In late 2012 Adeline Herzog Memorial Hospital in Castle Rock, Colorado, was facing a problem with patient satisfaction. The Press-Ganey scores for the third-floor nursing unit—the primary destination (70 percent) for patients admitted through the emergency department—were at the 15th percentile, and the key HCAHPS score for inpatients was well below the Colorado average. Over the past six months Jeri Tinsley, director of medical, surgical, and intensive care services, had made various changes to try to improve the patient satisfaction scores for her 32-bed unit, but the scores seemed stuck at an unacceptably low level.

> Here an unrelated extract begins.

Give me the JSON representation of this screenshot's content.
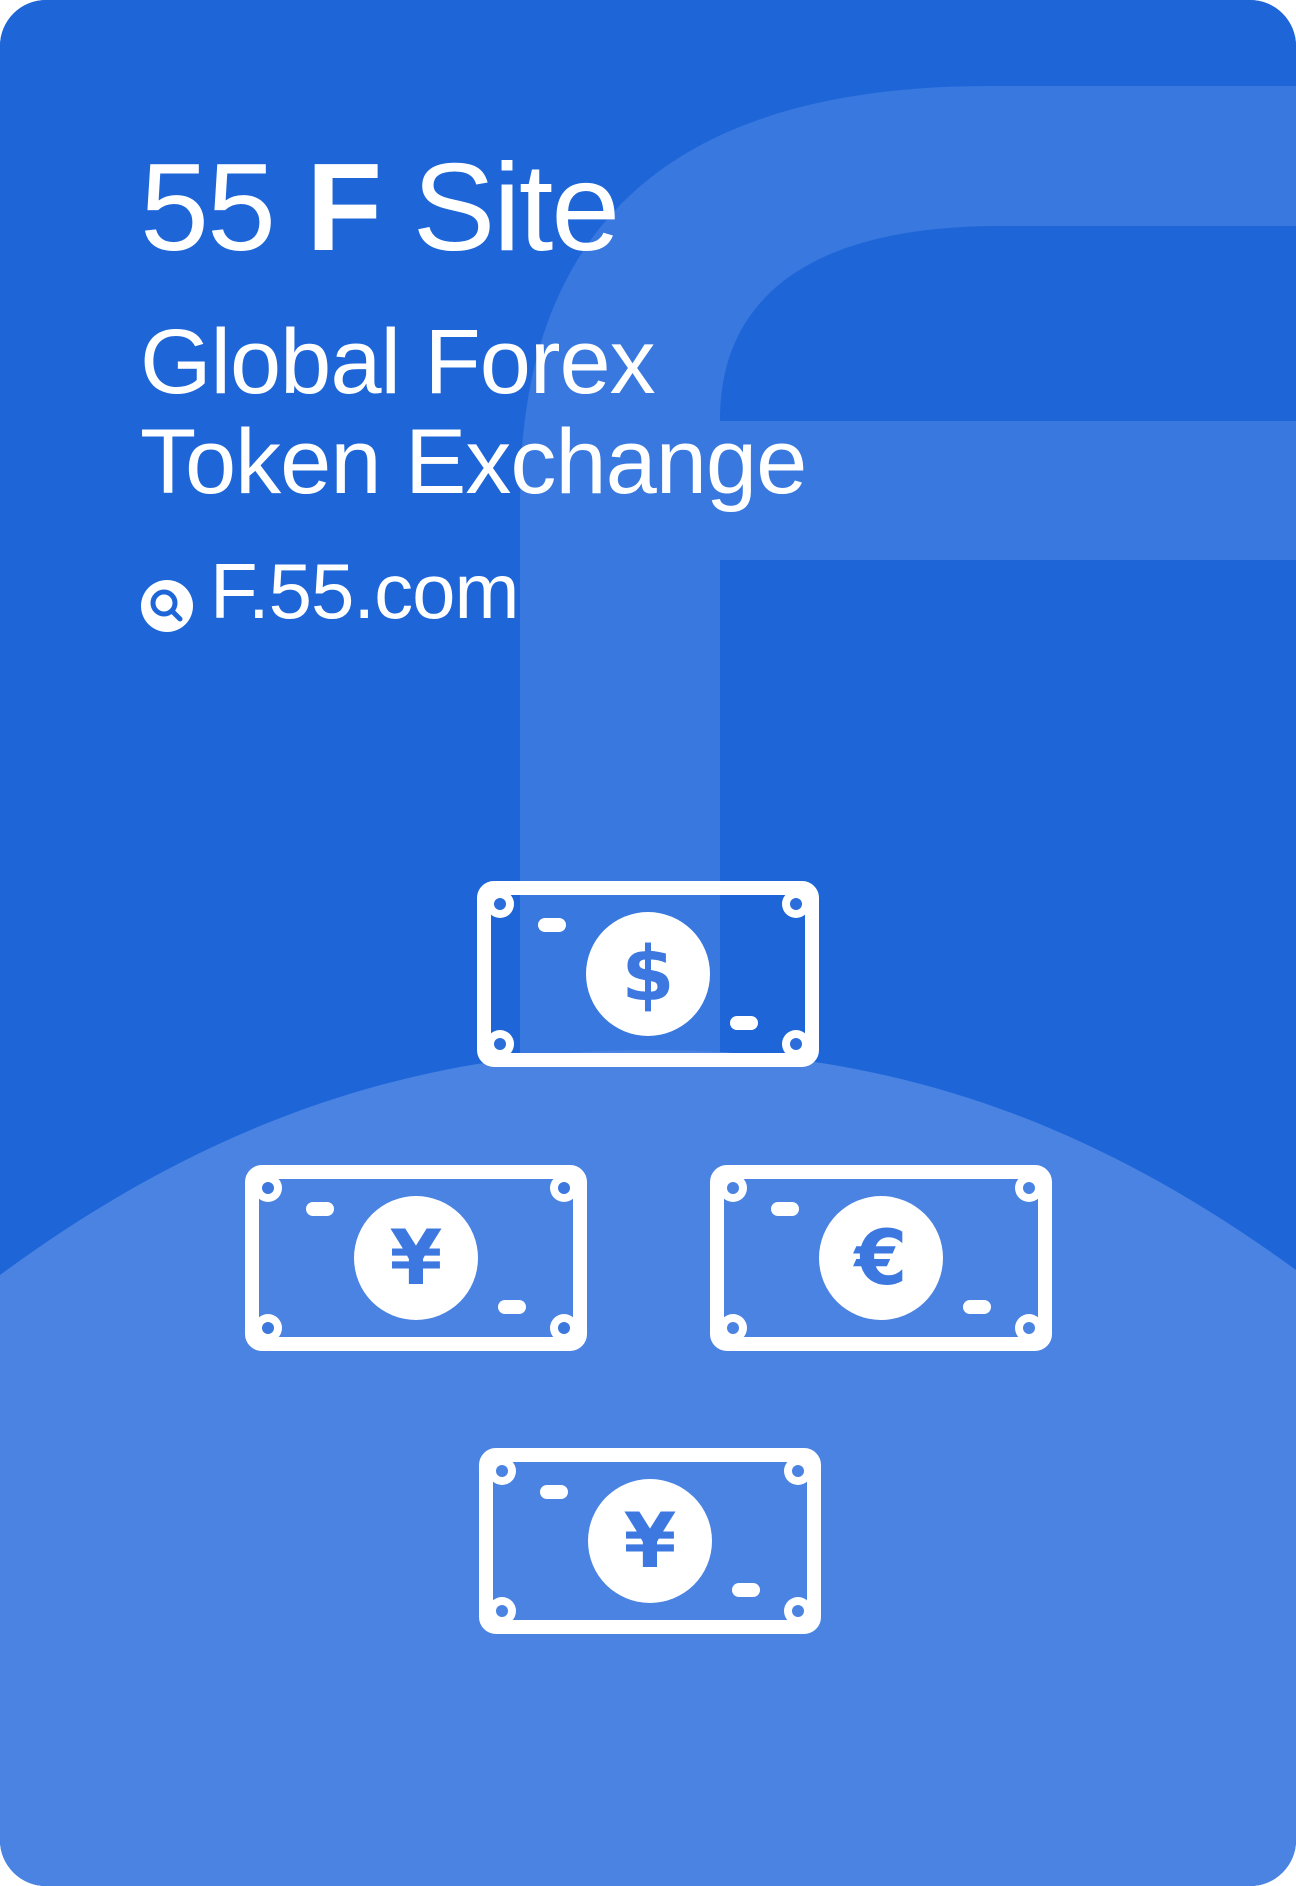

Tinsley worried that if improvements were not made soon, patients would start “voting with their feet” and take their business to competing hospitals. As a registered nurse, Tinsley's expertise was helping people heal; it was not analyzing data. In particular, she was overwhelmed by the patient comments included in the surveys; she had no idea how to analyze them and could not decide which issues to address first.